In an exclusive interview on Facebook Live with CBN News, Rev. Samuel Rodriguez, president of the National Hispanic Leadership Conference (NHCLC), said he's working with the White House to advance an initiative that would stop short of full citizenship.
It also acknowledges that border security is imperative and that it's logistically impossible to deport some 11 million illegal immigrants currently residing in the U.S.
"So what do we do? We legalize them," said Rodriguez, "by giving them permanent residency as long as they're not dependent on welfare and government welfare. As long as they're already working, we legalize them."
Rodriguez believes the plan will ultimately win approval from the House Freedom Caucus.
"At the end of the day, it's the Freedom Caucus," he said, "you can't deny the fact that the political reality is that the president's agenda is basically in the hands of the Freedom Caucus and they have the ability to kill it."
Rodriguez says early indications show support in the NHCLC's 40,000 churches.
He says the plan would allow people to apply for full citizenship but only if they go back to their country of origin and "start from scratch."
Rodriguez said the NHCLC is working with key players in the White House to move the plan forward. Just last week, he joined other members of the Trump campaign's faith advisory board for a private dinner at the White House and tour of the residence.
Rodriguez also joined with the leaders for a Rose Garden ceremony announcing the president's executive order on religious liberty.
While many analysts and faith leaders believe the order did not go far enough, Rodriguez calls it "politically brilliant." He says the strategy of taking a small first step will help to lay a foundation for more substantive initiatives down the road to fight what he calls an "unprecedented assault on religious liberty."

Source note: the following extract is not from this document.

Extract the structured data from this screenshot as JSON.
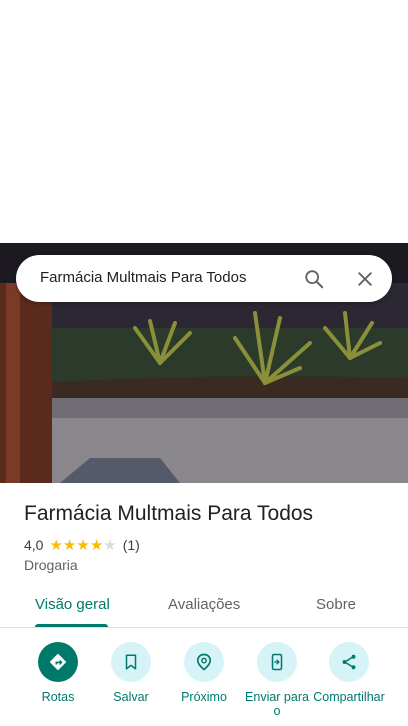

Rodriguez also praised the Trump administration for allowing the NHCLC to help shape initiatives as they're being hashed out.
"Be it a policy issue that we want to help contextualize, address, advance, we have issues with--we have access to the White House," he said. "And I don't mean a junior staffer."
One of those issues, said Rodriguez, is deportation. "We've made some significant inroads," he said. As deportations increased earlier this year, Rodriguez says the NHCLC pleaded with the White House to "make sure that families stay intact."
Rodriguez said a collaborative effort involving the White House, Department of Justice and Homeland Security has made that happen.